## WORK INSTRUCTIONS:
Restate every record that follows, keeping it exact.

#####

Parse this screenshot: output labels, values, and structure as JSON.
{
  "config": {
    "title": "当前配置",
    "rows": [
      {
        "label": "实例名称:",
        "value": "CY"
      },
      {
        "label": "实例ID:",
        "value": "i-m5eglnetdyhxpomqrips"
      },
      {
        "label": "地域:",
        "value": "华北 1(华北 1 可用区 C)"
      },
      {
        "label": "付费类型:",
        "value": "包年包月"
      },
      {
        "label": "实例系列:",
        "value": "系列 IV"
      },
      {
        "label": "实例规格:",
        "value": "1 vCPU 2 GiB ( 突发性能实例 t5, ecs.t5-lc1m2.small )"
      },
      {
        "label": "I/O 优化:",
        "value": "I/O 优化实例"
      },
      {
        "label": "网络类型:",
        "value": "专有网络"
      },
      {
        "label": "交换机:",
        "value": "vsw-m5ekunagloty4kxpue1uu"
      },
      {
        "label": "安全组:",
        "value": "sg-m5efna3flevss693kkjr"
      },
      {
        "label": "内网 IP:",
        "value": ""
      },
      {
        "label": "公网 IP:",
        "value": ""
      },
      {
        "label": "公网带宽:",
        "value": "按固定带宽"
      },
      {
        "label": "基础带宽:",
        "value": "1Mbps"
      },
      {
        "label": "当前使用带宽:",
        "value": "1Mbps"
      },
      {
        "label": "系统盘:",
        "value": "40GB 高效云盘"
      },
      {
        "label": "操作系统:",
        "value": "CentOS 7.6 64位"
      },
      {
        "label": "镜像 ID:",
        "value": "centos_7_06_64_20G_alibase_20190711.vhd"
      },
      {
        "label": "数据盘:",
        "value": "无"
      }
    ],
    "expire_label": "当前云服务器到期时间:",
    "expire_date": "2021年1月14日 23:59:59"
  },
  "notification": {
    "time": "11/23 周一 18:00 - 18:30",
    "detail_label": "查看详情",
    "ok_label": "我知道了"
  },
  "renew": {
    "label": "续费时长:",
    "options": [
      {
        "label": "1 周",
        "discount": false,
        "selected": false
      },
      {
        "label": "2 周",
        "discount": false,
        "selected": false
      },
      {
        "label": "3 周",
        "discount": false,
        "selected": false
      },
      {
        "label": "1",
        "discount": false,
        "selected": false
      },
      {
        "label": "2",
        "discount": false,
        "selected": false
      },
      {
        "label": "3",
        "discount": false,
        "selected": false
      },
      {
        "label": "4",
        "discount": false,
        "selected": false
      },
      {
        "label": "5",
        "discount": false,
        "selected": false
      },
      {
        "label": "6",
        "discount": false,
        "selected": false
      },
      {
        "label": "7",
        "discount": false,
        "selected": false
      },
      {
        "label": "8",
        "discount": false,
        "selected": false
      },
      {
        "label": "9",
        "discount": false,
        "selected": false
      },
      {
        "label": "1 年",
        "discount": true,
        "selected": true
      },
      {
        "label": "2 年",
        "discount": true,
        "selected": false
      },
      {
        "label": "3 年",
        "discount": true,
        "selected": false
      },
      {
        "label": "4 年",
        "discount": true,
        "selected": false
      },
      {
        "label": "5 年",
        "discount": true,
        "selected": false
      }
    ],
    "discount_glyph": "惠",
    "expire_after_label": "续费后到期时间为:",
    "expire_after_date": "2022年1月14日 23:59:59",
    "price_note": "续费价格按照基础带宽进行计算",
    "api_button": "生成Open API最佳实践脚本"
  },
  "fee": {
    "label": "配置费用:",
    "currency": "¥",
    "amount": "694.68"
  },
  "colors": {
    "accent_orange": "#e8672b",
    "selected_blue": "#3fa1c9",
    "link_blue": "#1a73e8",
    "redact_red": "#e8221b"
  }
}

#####

## ANSWER TO THE EXERCISE:
Parse this screenshot: output labels, values, and structure as JSON.
{
  "config": {
    "title": "当前配置",
    "rows": [
      {
        "label": "实例名称:",
        "value": "CY"
      },
      {
        "label": "实例ID:",
        "value": "i-m5eglnetdyhxpomqrips"
      },
      {
        "label": "地域:",
        "value": "华北 1(华北 1 可用区 C)"
      },
      {
        "label": "付费类型:",
        "value": "包年包月"
      },
      {
        "label": "实例系列:",
        "value": "系列 IV"
      },
      {
        "label": "实例规格:",
        "value": "1 vCPU 2 GiB ( 突发性能实例 t5, ecs.t5-lc1m2.small )"
      },
      {
        "label": "I/O 优化:",
        "value": "I/O 优化实例"
      },
      {
        "label": "网络类型:",
        "value": "专有网络"
      },
      {
        "label": "交换机:",
        "value": "vsw-m5ekunagloty4kxpue1uu"
      },
      {
        "label": "安全组:",
        "value": "sg-m5efna3flevss693kkjr"
      },
      {
        "label": "内网 IP:",
        "value": ""
      },
      {
        "label": "公网 IP:",
        "value": ""
      },
      {
        "label": "公网带宽:",
        "value": "按固定带宽"
      },
      {
        "label": "基础带宽:",
        "value": "1Mbps"
      },
      {
        "label": "当前使用带宽:",
        "value": "1Mbps"
      },
      {
        "label": "系统盘:",
        "value": "40GB 高效云盘"
      },
      {
        "label": "操作系统:",
        "value": "CentOS 7.6 64位"
      },
      {
        "label": "镜像 ID:",
        "value": "centos_7_06_64_20G_alibase_20190711.vhd"
      },
      {
        "label": "数据盘:",
        "value": "无"
      }
    ],
    "expire_label": "当前云服务器到期时间:",
    "expire_date": "2021年1月14日 23:59:59"
  },
  "notification": {
    "time": "11/23 周一 18:00 - 18:30",
    "detail_label": "查看详情",
    "ok_label": "我知道了"
  },
  "renew": {
    "label": "续费时长:",
    "options": [
      {
        "label": "1 周",
        "discount": false,
        "selected": false
      },
      {
        "label": "2 周",
        "discount": false,
        "selected": false
      },
      {
        "label": "3 周",
        "discount": false,
        "selected": false
      },
      {
        "label": "1",
        "discount": false,
        "selected": false
      },
      {
        "label": "2",
        "discount": false,
        "selected": false
      },
      {
        "label": "3",
        "discount": false,
        "selected": false
      },
      {
        "label": "4",
        "discount": false,
        "selected": false
      },
      {
        "label": "5",
        "discount": false,
        "selected": false
      },
      {
        "label": "6",
        "discount": false,
        "selected": false
      },
      {
        "label": "7",
        "discount": false,
        "selected": false
      },
      {
        "label": "8",
        "discount": false,
        "selected": false
      },
      {
        "label": "9",
        "discount": false,
        "selected": false
      },
      {
        "label": "1 年",
        "discount": true,
        "selected": true
      },
      {
        "label": "2 年",
        "discount": true,
        "selected": false
      },
      {
        "label": "3 年",
        "discount": true,
        "selected": false
      },
      {
        "label": "4 年",
        "discount": true,
        "selected": false
      },
      {
        "label": "5 年",
        "discount": true,
        "selected": false
      }
    ],
    "discount_glyph": "惠",
    "expire_after_label": "续费后到期时间为:",
    "expire_after_date": "2022年1月14日 23:59:59",
    "price_note": "续费价格按照基础带宽进行计算",
    "api_button": "生成Open API最佳实践脚本"
  },
  "fee": {
    "label": "配置费用:",
    "currency": "¥",
    "amount": "694.68"
  },
  "colors": {
    "accent_orange": "#e8672b",
    "selected_blue": "#3fa1c9",
    "link_blue": "#1a73e8",
    "redact_red": "#e8221b"
  }
}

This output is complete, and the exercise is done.